The only disappointment for Democratic governors in the November elections was in Nevada, where Republican challenger Joe Lombardo defeated Democrat Steve Sisolak.
As the governors and governors-elect discussed their successful campaigns, they all also previewed messages that could easily serve as stump speeches on a national stage.
“We’ve provided solutions, and that’s what the American people deserve,” Whitmer said during a news conference Friday afternoon. “They know that election denial does not help them pay their bills. They know it won’t be any easier for conspiracy theorists to put food on the table or gas in the car.”
In an interview, Shapiro cited Whitmer as one of the Democratic governors wanting “big things.”
“I’ve always been a believer that we need to stop looking to D.C. for all the answers and start looking to the states,” Shapiro said. “So it’s an exciting time to be governor, and I think we have a deep bench and we’re going to do good things together.”
And during the news conference, Moore offered a slightly different version of his original story, explaining that “one of the earliest memories I have in my life is when I was three years old, and I watched my father dying in front of me” because he did not have enough health care.
“Or being that 11-year-old kid who had handcuffs on his wrists because we grew up in over-policed communities,” Moore continued. “Or being the person who – it wasn’t until I was 14 that my mother got her first job that paid her benefits.”

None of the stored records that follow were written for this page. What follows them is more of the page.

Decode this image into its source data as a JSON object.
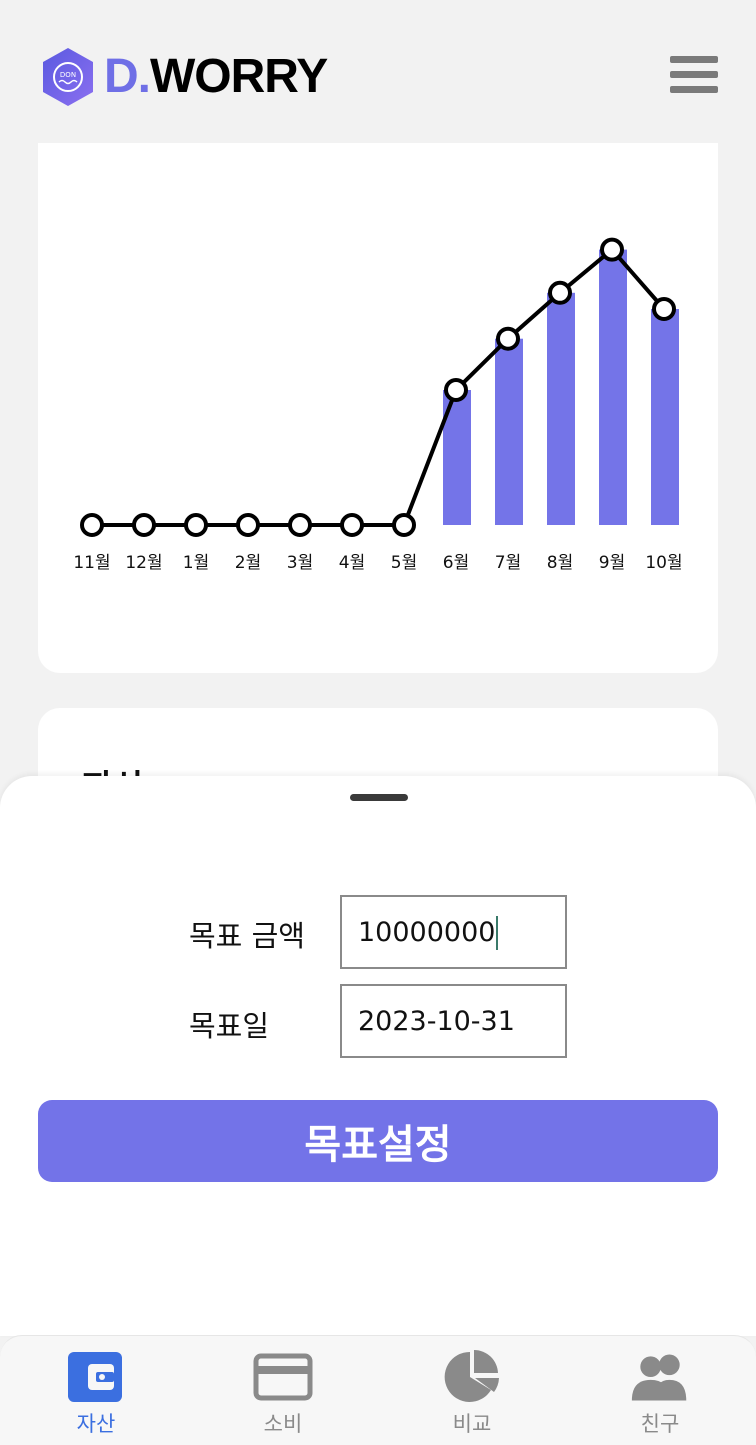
{
  "header": {
    "logo_badge_text": "DON",
    "logo_prefix": "D.",
    "logo_name": "WORRY",
    "menu_icon": "hamburger-menu-icon"
  },
  "chart_data": {
    "type": "bar+line",
    "categories": [
      "11월",
      "12월",
      "1월",
      "2월",
      "3월",
      "4월",
      "5월",
      "6월",
      "7월",
      "8월",
      "9월",
      "10월"
    ],
    "values": [
      0,
      0,
      0,
      0,
      0,
      0,
      0,
      50,
      69,
      86,
      102,
      80
    ],
    "ylim": [
      0,
      110
    ],
    "bar_color": "#7474e8",
    "line_color": "#000000",
    "grid": false,
    "legend": "none"
  },
  "card2": {
    "title_partial": "자산",
    "edge_partial": "…"
  },
  "goal_form": {
    "amount_label": "목표 금액",
    "amount_value": "10000000",
    "date_label": "목표일",
    "date_value": "2023-10-31",
    "submit_label": "목표설정"
  },
  "bottom_nav": {
    "items": [
      {
        "label": "자산",
        "icon": "wallet-icon",
        "active": true
      },
      {
        "label": "소비",
        "icon": "credit-card-icon",
        "active": false
      },
      {
        "label": "비교",
        "icon": "pie-chart-icon",
        "active": false
      },
      {
        "label": "친구",
        "icon": "friends-icon",
        "active": false
      }
    ]
  },
  "colors": {
    "accent": "#7373e8",
    "active_nav": "#3b6fe0",
    "inactive_nav": "#8a8a8a",
    "background": "#f2f2f2"
  }
}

In an interview Saturday morning, Whitmer said her party could learn lessons from recent gubernatorial campaigns.
“Democratic governors have been very successful in midterms where everybody, you know, expected terrible results. And I think because we deliver, we want to get things done,” she said. “You know, inciting anger is a loser, getting things done is a winner and I think Democratic governors for the most part represent what people want and want to see out of government.”
Evers, her neighbor to the west in Wisconsin, summed up the mood of the conference: “It’s a good time for Democratic governors.”